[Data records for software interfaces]
****
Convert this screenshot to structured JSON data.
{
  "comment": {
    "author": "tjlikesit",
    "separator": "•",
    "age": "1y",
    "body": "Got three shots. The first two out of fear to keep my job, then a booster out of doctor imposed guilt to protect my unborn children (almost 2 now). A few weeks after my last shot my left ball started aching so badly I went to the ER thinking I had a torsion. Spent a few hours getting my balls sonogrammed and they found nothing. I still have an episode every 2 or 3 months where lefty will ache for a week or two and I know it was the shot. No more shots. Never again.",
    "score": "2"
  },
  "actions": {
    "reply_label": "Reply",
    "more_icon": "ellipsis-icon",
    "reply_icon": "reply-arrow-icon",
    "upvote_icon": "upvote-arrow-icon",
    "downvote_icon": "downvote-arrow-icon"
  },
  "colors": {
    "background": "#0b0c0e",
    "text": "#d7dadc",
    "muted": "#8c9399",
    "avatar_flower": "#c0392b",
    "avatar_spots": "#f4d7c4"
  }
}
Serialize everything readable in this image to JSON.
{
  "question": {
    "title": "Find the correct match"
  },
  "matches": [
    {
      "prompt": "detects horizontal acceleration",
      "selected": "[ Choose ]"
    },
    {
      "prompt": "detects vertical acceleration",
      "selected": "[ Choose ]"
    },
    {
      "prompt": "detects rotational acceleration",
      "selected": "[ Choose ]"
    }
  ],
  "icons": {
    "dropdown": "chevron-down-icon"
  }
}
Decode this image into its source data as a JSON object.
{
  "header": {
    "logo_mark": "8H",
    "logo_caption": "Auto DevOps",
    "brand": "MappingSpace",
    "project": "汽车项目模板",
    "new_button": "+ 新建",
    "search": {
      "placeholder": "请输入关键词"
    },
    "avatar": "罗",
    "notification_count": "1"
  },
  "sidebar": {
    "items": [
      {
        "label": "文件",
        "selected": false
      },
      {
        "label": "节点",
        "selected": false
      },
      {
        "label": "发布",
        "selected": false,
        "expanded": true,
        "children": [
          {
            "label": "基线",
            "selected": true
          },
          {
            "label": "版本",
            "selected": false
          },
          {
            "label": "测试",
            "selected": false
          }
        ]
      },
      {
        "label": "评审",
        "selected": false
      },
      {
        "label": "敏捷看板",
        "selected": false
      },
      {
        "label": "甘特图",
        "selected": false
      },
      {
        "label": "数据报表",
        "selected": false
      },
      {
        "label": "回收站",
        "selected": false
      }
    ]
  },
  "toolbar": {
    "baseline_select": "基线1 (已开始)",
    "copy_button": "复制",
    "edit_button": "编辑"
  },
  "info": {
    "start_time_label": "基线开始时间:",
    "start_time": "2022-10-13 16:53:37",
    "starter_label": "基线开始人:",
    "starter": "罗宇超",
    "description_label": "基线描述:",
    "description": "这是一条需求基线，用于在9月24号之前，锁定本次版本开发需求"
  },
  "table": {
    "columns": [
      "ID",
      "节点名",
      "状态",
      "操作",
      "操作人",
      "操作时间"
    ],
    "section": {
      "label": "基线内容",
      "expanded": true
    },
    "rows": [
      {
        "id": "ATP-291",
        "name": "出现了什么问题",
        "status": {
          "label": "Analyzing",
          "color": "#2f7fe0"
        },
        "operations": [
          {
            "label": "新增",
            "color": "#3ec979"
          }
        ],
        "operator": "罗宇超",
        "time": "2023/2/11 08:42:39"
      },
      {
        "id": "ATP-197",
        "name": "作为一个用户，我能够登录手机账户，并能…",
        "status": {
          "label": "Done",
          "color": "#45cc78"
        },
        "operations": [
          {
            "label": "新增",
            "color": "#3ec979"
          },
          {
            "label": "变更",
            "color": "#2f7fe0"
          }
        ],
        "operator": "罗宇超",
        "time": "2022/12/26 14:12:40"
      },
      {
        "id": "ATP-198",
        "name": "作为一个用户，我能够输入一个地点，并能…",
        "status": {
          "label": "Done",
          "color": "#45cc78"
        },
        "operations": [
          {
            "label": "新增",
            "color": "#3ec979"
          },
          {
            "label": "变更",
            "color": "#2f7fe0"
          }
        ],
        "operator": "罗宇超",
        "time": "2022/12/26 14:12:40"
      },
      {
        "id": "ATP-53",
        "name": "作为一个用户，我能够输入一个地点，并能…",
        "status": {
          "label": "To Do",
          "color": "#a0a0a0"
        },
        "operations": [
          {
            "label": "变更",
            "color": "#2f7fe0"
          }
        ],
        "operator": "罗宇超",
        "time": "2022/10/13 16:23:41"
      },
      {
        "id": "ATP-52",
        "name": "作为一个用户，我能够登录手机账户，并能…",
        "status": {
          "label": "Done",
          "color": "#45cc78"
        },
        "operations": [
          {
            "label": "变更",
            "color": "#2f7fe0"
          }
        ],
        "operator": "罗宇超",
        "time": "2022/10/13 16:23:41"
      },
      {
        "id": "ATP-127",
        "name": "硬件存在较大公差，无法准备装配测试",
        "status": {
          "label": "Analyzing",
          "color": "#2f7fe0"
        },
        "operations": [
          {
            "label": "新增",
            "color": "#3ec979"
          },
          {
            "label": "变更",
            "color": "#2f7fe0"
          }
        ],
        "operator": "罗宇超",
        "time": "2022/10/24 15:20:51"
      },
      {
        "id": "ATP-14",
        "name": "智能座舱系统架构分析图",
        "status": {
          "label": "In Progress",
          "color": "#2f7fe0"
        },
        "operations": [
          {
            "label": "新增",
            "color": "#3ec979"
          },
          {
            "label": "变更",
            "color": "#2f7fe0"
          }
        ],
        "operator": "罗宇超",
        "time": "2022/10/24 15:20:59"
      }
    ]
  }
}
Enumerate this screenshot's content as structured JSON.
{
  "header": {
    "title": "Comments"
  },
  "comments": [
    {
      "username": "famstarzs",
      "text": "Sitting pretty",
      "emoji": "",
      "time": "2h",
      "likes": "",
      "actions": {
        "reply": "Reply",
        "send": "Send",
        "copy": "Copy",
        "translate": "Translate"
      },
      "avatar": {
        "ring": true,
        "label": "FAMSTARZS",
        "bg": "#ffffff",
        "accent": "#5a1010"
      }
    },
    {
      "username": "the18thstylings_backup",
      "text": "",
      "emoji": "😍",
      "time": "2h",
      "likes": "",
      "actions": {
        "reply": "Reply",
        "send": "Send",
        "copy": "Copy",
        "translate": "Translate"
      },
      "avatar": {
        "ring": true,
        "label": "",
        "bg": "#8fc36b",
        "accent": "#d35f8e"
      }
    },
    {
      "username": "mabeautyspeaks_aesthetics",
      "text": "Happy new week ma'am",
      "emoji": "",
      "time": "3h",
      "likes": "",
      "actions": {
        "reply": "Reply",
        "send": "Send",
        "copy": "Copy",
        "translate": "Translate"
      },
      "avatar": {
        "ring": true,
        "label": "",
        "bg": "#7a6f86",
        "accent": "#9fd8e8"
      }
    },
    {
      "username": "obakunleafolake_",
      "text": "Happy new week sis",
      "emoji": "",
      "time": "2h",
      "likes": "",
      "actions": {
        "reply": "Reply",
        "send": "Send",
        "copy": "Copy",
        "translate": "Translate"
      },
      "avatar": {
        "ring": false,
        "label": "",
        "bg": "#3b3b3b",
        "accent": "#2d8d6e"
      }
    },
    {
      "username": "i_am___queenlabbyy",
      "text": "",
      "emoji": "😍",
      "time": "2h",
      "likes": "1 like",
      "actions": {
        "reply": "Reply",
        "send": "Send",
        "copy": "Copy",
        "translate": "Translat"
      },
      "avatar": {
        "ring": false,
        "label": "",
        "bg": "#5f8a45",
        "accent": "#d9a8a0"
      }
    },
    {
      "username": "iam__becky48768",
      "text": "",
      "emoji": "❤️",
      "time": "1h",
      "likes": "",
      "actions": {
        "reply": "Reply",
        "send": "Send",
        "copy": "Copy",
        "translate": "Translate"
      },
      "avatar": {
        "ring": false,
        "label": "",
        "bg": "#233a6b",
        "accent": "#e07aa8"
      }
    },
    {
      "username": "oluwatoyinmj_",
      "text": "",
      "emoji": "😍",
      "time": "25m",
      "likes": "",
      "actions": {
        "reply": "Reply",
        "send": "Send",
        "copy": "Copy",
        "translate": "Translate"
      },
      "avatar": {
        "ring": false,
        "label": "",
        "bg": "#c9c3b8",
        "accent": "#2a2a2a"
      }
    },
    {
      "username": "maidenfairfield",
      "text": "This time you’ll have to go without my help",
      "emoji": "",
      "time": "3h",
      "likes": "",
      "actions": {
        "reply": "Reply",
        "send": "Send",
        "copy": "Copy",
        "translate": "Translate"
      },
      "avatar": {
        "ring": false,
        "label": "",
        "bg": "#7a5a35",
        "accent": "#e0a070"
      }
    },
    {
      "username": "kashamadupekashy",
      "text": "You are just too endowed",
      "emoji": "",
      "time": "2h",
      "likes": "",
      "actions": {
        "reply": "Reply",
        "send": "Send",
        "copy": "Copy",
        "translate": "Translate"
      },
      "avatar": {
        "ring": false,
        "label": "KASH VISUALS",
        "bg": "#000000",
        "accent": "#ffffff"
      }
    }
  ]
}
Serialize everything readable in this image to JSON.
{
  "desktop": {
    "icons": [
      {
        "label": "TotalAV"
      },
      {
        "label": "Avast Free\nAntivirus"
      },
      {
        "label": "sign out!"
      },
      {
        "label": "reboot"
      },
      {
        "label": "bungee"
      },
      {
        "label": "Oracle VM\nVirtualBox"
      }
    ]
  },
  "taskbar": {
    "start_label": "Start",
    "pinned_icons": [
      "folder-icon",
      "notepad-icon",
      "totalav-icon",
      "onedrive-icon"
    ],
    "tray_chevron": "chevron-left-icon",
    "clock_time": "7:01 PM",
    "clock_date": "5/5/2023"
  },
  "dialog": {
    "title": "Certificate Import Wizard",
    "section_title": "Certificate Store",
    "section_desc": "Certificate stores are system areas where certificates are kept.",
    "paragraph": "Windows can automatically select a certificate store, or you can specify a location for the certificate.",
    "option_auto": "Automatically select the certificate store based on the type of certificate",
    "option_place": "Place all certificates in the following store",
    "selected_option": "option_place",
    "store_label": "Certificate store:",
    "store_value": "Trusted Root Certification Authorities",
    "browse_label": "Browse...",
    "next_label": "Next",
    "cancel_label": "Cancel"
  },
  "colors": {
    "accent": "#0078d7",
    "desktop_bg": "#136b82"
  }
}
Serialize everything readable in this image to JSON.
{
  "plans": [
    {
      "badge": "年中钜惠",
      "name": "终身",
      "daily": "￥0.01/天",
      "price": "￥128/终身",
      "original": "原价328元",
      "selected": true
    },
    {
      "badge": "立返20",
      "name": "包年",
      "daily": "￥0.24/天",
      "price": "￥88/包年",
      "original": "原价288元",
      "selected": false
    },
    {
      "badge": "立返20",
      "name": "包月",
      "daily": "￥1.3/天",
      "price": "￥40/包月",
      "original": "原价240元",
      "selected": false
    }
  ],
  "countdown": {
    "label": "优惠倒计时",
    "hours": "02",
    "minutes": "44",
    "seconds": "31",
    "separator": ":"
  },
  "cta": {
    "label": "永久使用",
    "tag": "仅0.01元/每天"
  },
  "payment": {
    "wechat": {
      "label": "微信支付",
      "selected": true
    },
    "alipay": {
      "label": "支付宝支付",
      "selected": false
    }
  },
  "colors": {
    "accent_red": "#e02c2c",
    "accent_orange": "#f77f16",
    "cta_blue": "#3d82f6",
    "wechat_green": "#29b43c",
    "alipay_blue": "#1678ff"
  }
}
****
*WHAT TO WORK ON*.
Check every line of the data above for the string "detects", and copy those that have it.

*TASK ANSWER*.
      "prompt": "detects horizontal acceleration",
      "prompt": "detects vertical acceleration",
      "prompt": "detects rotational acceleration",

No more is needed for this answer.